Before you jump to the conclusion that THO should be banished from your portfolio, it is important to realise that our conclusion rests on two assertions. The first is that our “similar companies” are actually similar to THO, or else the difference in P/E might be a result of other factors. For example, if you are comparing lower risk firms with THO, then its P/E would naturally be lower than its peers, as investors would value those with lower risk at a higher price. The second assumption that must hold true is that the stocks we are comparing THO to are fairly valued by the market. If this does not hold, there is a possibility that THO’s P/E is lower because our peer group is overvalued by the market.

What this means for you:

Since you may have already conducted your due diligence on THO, the overvaluation of the stock may mean it is a good time to reduce your current holdings. But at the end of the day, keep in mind that relative valuation relies heavily on critical assumptions I’ve outlined above. Remember that basing your investment decision off one metric alone is certainly not sufficient. There are many things I have not taken into account in this article and the PE ratio is very one-dimensional. If you have not done so already, I highly recommend you to complete your research by taking a look at the following:

  1. Future Outlook: What are well-informed industry analysts predicting for THO’s future growth? Take a look at our free research report of analyst consensus for THO’s outlook.
  2. Past Track Record: Has THO been consistently performing well irrespective of the ups and downs in the market?
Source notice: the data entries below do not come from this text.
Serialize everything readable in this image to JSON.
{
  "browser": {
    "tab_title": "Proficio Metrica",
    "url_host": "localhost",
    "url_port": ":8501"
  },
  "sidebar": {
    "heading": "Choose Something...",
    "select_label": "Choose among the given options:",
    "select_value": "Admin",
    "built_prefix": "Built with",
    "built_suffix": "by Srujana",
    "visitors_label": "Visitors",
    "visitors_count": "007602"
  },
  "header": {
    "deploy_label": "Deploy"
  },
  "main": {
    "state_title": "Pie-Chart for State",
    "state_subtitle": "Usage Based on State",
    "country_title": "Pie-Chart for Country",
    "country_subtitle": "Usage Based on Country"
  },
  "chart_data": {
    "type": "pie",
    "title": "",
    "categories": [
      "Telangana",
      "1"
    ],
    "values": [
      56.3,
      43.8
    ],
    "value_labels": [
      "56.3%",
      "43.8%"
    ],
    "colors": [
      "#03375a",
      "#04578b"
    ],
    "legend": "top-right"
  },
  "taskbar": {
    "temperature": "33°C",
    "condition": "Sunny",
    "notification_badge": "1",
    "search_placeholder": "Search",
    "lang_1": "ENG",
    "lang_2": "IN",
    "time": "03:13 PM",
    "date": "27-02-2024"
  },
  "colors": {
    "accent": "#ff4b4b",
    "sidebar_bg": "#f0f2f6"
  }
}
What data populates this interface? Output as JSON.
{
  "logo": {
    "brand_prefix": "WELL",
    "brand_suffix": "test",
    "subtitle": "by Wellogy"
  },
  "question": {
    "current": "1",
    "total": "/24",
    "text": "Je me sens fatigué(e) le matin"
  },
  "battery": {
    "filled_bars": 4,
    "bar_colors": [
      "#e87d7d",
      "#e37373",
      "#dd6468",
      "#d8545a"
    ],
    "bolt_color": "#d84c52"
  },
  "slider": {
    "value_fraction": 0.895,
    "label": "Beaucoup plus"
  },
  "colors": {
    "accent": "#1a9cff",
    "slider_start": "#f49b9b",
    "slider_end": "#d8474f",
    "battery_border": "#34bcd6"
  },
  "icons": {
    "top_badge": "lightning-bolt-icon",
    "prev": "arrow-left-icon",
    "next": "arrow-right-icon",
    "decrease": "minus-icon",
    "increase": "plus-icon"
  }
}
Go into more detail in the past performance analysis and take a look at the free visual representations of THO’s historicals for more clarity.
  3. Other High-Performing Stocks: Are there other stocks that provide better prospects with proven track records? Explore our free list of these great stocks here.


To help readers see pass the short term volatility of the financial market, we aim to bring you a long-term focused research analysis purely driven by fundamental data. Note that our analysis does not factor in the latest price sensitive company announcements.

The author is an independent contributor and at the time of publication had no position in the stocks mentioned.